■ **DATA EXTRACT**
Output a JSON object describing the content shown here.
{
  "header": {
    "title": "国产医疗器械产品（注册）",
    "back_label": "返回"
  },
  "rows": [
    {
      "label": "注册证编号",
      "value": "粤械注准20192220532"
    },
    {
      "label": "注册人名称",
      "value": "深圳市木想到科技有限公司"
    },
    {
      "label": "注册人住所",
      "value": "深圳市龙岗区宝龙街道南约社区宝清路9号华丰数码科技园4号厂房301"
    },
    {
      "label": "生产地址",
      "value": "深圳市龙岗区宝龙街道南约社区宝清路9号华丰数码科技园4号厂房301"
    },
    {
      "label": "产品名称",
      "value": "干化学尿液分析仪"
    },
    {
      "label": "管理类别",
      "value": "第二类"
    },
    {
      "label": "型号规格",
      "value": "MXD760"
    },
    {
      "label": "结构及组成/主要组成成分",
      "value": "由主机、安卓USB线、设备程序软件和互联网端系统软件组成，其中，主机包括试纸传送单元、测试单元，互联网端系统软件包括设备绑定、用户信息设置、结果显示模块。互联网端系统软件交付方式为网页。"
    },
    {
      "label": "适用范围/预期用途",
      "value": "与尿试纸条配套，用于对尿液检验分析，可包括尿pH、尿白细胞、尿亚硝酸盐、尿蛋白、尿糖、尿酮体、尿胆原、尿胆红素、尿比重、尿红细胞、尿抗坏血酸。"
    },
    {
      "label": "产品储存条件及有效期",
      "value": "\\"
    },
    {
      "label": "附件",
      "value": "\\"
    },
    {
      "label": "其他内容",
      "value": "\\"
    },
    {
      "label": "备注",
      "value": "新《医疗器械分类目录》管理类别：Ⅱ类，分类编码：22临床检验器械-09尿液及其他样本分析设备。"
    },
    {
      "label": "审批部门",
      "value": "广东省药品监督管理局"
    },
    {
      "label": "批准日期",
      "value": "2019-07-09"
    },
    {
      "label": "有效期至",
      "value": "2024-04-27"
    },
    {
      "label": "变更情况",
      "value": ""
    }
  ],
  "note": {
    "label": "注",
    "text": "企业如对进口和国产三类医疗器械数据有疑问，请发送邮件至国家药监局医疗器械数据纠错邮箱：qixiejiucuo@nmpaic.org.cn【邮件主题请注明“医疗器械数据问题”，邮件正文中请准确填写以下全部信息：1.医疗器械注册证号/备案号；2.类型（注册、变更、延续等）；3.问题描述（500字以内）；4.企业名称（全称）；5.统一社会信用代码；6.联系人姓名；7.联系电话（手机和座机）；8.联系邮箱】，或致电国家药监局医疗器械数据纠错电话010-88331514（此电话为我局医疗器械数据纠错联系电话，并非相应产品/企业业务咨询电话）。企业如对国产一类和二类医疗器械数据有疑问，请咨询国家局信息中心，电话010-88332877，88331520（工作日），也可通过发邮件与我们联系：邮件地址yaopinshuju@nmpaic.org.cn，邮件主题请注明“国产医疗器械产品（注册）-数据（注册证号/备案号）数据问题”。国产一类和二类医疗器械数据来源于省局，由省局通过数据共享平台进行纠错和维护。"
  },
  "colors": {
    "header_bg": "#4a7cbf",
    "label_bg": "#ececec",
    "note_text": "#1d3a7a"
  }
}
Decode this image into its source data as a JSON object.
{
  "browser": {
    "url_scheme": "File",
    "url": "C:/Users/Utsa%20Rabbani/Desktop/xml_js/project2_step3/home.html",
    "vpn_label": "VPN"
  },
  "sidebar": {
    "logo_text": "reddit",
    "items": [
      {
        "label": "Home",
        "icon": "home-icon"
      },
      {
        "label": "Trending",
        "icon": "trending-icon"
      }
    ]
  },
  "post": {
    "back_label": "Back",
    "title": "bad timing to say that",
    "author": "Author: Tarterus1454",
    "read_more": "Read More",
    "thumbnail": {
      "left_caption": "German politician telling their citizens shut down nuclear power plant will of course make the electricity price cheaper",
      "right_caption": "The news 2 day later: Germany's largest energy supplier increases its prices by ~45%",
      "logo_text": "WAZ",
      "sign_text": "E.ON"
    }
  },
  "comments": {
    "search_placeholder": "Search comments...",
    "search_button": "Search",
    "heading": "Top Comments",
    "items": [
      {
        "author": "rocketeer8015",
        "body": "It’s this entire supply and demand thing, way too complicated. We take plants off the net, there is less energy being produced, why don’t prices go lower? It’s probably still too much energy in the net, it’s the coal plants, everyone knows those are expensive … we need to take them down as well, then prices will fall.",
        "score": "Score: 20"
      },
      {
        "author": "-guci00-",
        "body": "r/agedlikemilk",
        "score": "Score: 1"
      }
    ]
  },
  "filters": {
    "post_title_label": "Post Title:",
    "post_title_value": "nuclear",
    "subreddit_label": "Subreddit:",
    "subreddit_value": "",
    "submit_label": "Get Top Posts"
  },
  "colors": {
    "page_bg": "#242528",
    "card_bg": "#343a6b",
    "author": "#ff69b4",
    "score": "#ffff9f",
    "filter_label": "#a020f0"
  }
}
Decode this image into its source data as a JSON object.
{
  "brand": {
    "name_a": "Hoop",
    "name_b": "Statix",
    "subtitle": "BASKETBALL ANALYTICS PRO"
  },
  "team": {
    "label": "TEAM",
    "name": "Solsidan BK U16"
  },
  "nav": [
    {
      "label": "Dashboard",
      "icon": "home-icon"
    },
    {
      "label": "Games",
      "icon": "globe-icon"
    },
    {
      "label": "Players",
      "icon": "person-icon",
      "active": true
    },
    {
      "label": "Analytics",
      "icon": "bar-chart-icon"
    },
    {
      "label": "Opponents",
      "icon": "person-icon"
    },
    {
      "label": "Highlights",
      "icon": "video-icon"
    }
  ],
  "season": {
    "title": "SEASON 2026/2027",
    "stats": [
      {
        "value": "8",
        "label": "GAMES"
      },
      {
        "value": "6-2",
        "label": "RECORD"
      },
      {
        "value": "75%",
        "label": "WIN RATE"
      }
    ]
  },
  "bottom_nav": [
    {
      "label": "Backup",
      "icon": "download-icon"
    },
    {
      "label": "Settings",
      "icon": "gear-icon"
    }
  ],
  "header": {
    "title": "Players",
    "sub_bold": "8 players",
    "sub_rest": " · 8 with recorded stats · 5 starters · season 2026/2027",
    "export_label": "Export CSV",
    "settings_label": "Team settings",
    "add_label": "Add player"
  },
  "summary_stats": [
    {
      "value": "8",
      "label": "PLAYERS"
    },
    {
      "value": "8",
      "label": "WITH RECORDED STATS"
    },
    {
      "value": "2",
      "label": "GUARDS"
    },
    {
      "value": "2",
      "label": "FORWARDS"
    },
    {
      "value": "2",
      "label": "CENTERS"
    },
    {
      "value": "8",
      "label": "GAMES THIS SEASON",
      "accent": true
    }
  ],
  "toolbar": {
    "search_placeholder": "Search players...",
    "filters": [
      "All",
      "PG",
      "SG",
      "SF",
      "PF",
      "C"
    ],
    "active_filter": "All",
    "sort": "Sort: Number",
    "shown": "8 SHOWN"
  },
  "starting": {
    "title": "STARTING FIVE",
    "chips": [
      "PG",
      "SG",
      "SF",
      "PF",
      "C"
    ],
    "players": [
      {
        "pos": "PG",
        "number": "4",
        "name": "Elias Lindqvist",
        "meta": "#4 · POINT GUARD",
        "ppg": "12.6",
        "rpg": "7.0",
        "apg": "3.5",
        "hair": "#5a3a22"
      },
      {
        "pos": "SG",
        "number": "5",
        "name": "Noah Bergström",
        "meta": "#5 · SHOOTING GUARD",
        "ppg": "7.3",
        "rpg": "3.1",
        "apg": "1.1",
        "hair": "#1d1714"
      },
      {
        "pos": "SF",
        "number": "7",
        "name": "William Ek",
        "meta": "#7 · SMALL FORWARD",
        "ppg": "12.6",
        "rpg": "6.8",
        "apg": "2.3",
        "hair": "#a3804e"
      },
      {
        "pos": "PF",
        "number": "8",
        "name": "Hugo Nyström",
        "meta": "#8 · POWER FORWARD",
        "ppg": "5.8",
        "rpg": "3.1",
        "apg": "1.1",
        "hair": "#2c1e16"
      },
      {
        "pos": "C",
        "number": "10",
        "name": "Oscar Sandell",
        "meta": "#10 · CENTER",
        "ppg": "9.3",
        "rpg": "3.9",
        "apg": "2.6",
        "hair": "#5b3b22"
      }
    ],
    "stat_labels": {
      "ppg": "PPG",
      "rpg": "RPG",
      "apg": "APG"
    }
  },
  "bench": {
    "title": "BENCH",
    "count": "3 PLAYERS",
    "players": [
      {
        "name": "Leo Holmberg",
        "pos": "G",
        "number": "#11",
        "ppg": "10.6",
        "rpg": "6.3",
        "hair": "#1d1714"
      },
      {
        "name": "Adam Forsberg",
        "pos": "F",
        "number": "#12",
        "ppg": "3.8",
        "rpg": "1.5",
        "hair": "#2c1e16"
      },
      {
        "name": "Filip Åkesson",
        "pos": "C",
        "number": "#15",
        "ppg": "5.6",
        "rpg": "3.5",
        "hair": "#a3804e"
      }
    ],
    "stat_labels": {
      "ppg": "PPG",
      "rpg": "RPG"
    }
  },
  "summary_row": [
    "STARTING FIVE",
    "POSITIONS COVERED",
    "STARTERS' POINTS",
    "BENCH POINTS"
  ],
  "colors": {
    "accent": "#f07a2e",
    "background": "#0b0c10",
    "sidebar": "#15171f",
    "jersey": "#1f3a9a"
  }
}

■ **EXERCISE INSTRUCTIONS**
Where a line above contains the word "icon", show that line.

■ **ANSWER FOR THE TASK**
        "icon": "home-icon"
        "icon": "trending-icon"
      "icon": "home-icon"
      "icon": "globe-icon"
      "icon": "person-icon",
      "icon": "bar-chart-icon"
      "icon": "person-icon"
      "icon": "video-icon"
      "icon": "download-icon"
      "icon": "gear-icon"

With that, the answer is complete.